Each line below should be written out again without any change.

[[ MATERIAL FOR THIS TASK open ]]

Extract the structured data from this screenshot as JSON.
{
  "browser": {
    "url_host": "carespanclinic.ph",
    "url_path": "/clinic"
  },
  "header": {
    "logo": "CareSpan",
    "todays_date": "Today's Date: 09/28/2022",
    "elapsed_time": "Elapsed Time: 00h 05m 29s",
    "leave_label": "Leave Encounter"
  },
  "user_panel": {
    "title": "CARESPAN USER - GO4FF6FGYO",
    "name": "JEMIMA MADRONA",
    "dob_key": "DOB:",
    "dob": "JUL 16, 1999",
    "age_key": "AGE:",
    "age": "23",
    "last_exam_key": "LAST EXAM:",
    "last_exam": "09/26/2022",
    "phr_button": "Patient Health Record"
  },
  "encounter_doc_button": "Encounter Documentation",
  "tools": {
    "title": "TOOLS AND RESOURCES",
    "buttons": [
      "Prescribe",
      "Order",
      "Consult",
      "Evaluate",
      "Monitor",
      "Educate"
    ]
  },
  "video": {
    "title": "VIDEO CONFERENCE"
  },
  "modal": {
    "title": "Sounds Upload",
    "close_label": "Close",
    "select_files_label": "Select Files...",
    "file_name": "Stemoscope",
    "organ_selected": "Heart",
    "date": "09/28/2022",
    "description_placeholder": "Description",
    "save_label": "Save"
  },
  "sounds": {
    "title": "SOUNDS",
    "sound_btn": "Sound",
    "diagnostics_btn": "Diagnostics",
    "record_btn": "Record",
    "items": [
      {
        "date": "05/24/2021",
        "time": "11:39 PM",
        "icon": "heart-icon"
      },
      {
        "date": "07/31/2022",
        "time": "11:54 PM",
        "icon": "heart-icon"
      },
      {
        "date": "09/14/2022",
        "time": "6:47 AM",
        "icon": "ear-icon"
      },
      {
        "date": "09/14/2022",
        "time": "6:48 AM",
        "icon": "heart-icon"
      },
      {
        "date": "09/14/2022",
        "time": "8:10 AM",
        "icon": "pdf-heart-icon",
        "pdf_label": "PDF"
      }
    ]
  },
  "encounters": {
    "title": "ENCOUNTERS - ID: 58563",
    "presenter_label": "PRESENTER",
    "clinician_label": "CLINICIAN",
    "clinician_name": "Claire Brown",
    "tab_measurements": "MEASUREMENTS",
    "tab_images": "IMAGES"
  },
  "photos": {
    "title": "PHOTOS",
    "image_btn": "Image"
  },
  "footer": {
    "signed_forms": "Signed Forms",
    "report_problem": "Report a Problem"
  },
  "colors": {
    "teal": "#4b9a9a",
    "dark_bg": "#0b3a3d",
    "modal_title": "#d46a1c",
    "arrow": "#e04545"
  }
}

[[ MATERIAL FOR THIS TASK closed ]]

SOLUTION
Extract the structured data from this screenshot as JSON.
{
  "browser": {
    "url_host": "carespanclinic.ph",
    "url_path": "/clinic"
  },
  "header": {
    "logo": "CareSpan",
    "todays_date": "Today's Date: 09/28/2022",
    "elapsed_time": "Elapsed Time: 00h 05m 29s",
    "leave_label": "Leave Encounter"
  },
  "user_panel": {
    "title": "CARESPAN USER - GO4FF6FGYO",
    "name": "JEMIMA MADRONA",
    "dob_key": "DOB:",
    "dob": "JUL 16, 1999",
    "age_key": "AGE:",
    "age": "23",
    "last_exam_key": "LAST EXAM:",
    "last_exam": "09/26/2022",
    "phr_button": "Patient Health Record"
  },
  "encounter_doc_button": "Encounter Documentation",
  "tools": {
    "title": "TOOLS AND RESOURCES",
    "buttons": [
      "Prescribe",
      "Order",
      "Consult",
      "Evaluate",
      "Monitor",
      "Educate"
    ]
  },
  "video": {
    "title": "VIDEO CONFERENCE"
  },
  "modal": {
    "title": "Sounds Upload",
    "close_label": "Close",
    "select_files_label": "Select Files...",
    "file_name": "Stemoscope",
    "organ_selected": "Heart",
    "date": "09/28/2022",
    "description_placeholder": "Description",
    "save_label": "Save"
  },
  "sounds": {
    "title": "SOUNDS",
    "sound_btn": "Sound",
    "diagnostics_btn": "Diagnostics",
    "record_btn": "Record",
    "items": [
      {
        "date": "05/24/2021",
        "time": "11:39 PM",
        "icon": "heart-icon"
      },
      {
        "date": "07/31/2022",
        "time": "11:54 PM",
        "icon": "heart-icon"
      },
      {
        "date": "09/14/2022",
        "time": "6:47 AM",
        "icon": "ear-icon"
      },
      {
        "date": "09/14/2022",
        "time": "6:48 AM",
        "icon": "heart-icon"
      },
      {
        "date": "09/14/2022",
        "time": "8:10 AM",
        "icon": "pdf-heart-icon",
        "pdf_label": "PDF"
      }
    ]
  },
  "encounters": {
    "title": "ENCOUNTERS - ID: 58563",
    "presenter_label": "PRESENTER",
    "clinician_label": "CLINICIAN",
    "clinician_name": "Claire Brown",
    "tab_measurements": "MEASUREMENTS",
    "tab_images": "IMAGES"
  },
  "photos": {
    "title": "PHOTOS",
    "image_btn": "Image"
  },
  "footer": {
    "signed_forms": "Signed Forms",
    "report_problem": "Report a Problem"
  },
  "colors": {
    "teal": "#4b9a9a",
    "dark_bg": "#0b3a3d",
    "modal_title": "#d46a1c",
    "arrow": "#e04545"
  }
}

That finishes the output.